But even when a person is convicted of a crime, the horror of the abuse doesn’t go away.
“This was at her 99th celebration.”

Hundreds of miles away in South Florida, Gayle Tolchin shares heartfelt memories of her cousin, Jessie Baig – born and raised in Calais.

She also shares a story of heartache.

“It just bothers me so much that this woman who trusted people was so taken advantage of and it’s very hurtful.”

Baig was one of 21 people – most of them elderly – financially abused by a former bank employee from Bucksport.

Lynn Bowden embezzled $3 million from her customers.

In 2014, she was sent to federal prison for eight years.

“It was $750,000 that had been taken from her accounts. The whole thing was just so horrible because Lynn had bought cars and boats with my cousin’s money. She treated my cousin like a commodity and she was waiting for her to die so she could collect it all.”
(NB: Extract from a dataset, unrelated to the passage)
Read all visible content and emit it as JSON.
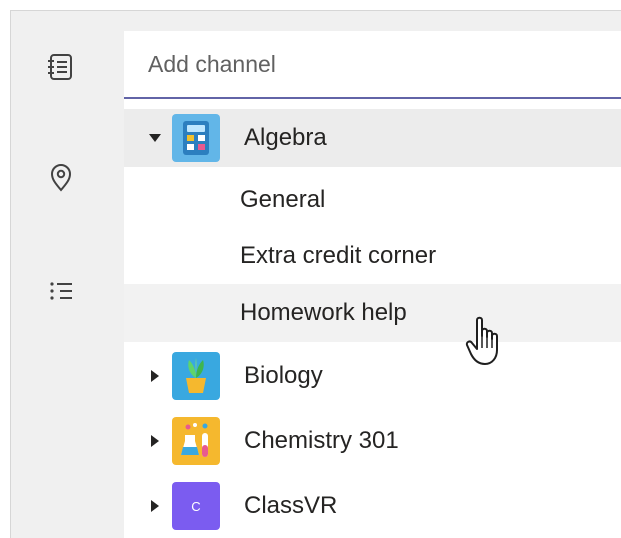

When Tolchin learned of the abuse, she quickly took over for her cousin, made sure she had the best care possible and helped federal prosecutors in their case against Bowden.

“Hi Brenda, it’s Maeghan Maloney over in the DAs office. How are you?”

As the focus on elder abuse grows, the Kennebec and Somerset County District Attorney’s Offices recently added attorney Suzanne Russell, dedicated to bringing justice to seniors.

Four of the 15 prosecutors now make up the sexual assault, domestic violence and elder abuse unit.

Maloney says, “It makes it possible to keep the elderly in Maine safe and to go after anyone who harms them.”

One example of that is the case involving 67-year-old Linda Brown of Augusta, which started with a domestic violence call.

Russell says, “A young lady was grocery shopping. She pulled in and had gotten out of her car, heard a lot of commotion, observed the defendant striking her mother in the head. Her mother was in a wheelchair.”

As Russell and investigators dug deeper, they found Brown also funneled away more than 200-thousand dollars from her 84-year-old mother.

In September, she pleaded guilty to endangering the welfare of a dependent person and domestic violence assault.

It came with 4 months in jail and a $7,000 fine.

As part of a civil suit, one third of her mother’s estate was also given to Legal Services for the Elderly.

Russell hopes to aggressively prosecute more cases like that.

“Elder abuse cases I think are where we were with domestic violence cases 20 years ago. And it took a long time to get domestic violence victims to come forward and I think that’s where we are with elder abuse cases.”

Tolchin believes more checks and balances are needed to protect seniors.

Despite all her cousin endured, Tolchin is thankful for the role she played in the final days of her life.

“Once I became the conservator till she died, she was treated like gold and at least I know I did everything I could to make her last months as comfortable as possible.”

“Just behave yourself and live a good clean life.”

If you or someone you know suspects elder abuse, and that person is in immediate danger, call 911.

You can also contact Adult Protective Services – any time – at 1-800-624-8404.

And, Legal Services for the Elderly helps seniors who might not be able to afford legal help.

That number is 1-800-750-5353.

Full Article & Source:
Elder Abuse in Maine – Part 2

1 comment:

Finny said...

Elder abuse is a national problem and we do need more reporting to keep it in the public's eye. But please, be fair, tell about guardians's part in this epidemic.